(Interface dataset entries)
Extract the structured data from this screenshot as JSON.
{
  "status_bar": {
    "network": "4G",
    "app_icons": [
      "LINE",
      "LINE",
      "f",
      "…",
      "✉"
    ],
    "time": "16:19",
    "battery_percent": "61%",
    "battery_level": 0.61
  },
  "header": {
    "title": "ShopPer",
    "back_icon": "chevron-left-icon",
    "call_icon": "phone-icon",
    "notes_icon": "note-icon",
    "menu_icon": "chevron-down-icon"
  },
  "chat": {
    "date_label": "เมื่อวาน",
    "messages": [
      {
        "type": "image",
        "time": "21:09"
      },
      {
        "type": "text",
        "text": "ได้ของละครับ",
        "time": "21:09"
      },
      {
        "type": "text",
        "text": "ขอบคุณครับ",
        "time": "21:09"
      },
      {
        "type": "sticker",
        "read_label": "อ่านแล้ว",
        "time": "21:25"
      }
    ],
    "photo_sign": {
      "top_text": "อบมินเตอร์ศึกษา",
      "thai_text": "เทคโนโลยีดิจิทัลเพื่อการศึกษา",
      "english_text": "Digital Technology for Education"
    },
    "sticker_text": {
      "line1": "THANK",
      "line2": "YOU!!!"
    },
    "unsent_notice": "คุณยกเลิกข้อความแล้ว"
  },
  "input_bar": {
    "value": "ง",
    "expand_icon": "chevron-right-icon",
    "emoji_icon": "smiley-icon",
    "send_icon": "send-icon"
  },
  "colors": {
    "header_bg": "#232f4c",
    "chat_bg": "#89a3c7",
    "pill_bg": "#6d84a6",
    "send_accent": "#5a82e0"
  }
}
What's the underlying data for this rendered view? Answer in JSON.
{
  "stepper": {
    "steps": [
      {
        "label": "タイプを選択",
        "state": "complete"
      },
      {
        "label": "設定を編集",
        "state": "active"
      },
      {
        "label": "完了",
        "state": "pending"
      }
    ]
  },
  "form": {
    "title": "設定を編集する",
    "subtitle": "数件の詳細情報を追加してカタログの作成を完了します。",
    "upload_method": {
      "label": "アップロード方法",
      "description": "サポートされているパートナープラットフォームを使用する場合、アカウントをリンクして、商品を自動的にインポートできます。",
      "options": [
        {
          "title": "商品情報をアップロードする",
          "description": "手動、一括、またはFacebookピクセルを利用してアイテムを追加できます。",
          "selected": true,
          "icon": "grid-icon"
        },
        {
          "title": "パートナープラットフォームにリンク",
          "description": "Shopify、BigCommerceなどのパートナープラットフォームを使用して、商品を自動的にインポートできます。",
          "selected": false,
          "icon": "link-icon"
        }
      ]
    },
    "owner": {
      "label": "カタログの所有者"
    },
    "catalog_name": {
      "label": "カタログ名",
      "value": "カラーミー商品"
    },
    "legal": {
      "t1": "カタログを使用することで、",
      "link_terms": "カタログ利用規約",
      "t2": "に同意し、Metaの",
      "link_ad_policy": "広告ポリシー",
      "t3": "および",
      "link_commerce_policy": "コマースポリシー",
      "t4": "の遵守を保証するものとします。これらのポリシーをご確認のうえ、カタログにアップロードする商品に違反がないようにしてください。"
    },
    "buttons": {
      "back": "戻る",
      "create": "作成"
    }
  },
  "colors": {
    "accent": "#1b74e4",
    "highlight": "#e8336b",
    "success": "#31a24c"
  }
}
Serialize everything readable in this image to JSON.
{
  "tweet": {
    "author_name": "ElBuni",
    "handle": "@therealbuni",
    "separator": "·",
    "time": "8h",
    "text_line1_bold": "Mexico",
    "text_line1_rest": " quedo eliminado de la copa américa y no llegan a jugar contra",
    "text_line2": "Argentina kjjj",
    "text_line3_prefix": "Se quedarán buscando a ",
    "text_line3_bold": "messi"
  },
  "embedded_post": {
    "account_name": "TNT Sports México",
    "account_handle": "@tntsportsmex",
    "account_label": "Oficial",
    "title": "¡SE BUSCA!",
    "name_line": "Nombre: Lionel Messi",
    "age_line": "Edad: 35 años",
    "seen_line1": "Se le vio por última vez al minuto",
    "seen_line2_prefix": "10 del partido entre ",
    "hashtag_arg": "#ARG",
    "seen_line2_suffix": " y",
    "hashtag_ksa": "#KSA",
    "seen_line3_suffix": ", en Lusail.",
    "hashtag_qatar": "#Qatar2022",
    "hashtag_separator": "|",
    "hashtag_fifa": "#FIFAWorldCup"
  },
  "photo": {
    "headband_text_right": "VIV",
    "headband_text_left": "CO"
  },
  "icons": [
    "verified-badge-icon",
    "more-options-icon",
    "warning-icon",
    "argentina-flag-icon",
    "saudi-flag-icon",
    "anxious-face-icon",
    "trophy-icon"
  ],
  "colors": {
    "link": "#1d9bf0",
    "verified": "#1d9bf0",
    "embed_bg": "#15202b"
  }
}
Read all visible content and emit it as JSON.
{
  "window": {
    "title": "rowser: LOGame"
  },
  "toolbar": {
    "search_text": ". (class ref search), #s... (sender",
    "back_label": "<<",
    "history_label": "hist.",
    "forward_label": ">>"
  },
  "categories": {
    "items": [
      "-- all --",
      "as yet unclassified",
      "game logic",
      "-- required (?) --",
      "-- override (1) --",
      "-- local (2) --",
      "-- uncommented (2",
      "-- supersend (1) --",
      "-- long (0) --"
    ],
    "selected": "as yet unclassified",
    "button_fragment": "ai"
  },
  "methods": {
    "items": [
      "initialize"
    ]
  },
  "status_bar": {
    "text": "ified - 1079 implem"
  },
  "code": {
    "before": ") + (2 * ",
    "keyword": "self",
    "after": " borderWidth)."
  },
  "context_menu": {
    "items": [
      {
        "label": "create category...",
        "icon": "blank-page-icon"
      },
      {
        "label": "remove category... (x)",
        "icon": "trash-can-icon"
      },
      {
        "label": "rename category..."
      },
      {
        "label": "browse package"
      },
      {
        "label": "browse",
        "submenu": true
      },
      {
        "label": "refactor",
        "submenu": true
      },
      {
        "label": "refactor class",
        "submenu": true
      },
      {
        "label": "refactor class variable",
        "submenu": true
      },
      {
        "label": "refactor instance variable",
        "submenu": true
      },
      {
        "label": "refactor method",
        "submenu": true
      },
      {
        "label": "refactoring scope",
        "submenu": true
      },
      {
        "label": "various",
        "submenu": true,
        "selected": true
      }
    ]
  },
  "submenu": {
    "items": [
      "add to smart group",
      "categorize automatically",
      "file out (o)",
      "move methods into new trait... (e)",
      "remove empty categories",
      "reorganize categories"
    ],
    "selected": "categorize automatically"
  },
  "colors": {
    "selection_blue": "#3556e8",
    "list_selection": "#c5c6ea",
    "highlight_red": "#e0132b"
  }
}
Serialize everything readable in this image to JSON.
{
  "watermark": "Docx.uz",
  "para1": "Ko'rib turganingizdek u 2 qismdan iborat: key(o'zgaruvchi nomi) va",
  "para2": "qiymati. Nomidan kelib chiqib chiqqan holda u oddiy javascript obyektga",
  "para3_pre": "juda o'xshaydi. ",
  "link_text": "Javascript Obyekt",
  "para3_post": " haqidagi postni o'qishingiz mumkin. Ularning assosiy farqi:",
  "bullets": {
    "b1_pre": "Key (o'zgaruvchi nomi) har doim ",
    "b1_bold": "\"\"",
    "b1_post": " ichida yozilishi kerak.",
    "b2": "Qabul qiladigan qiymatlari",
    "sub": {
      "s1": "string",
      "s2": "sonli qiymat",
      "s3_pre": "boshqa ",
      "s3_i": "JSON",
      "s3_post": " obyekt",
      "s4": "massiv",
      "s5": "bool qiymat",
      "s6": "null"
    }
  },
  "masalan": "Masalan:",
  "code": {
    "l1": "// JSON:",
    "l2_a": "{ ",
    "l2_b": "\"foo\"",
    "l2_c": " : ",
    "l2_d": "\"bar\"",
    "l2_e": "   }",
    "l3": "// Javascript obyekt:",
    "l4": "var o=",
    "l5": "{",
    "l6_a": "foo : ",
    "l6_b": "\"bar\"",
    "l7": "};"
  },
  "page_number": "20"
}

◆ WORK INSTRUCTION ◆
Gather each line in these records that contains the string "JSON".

◆ ANSWER BELOW ◆
Extract the structured data from this screenshot as JSON.
What's the underlying data for this rendered view? Answer in JSON.
Serialize everything readable in this image to JSON.
Read all visible content and emit it as JSON.
Serialize everything readable in this image to JSON.
      "s3_i": "JSON",
    "l1": "// JSON:",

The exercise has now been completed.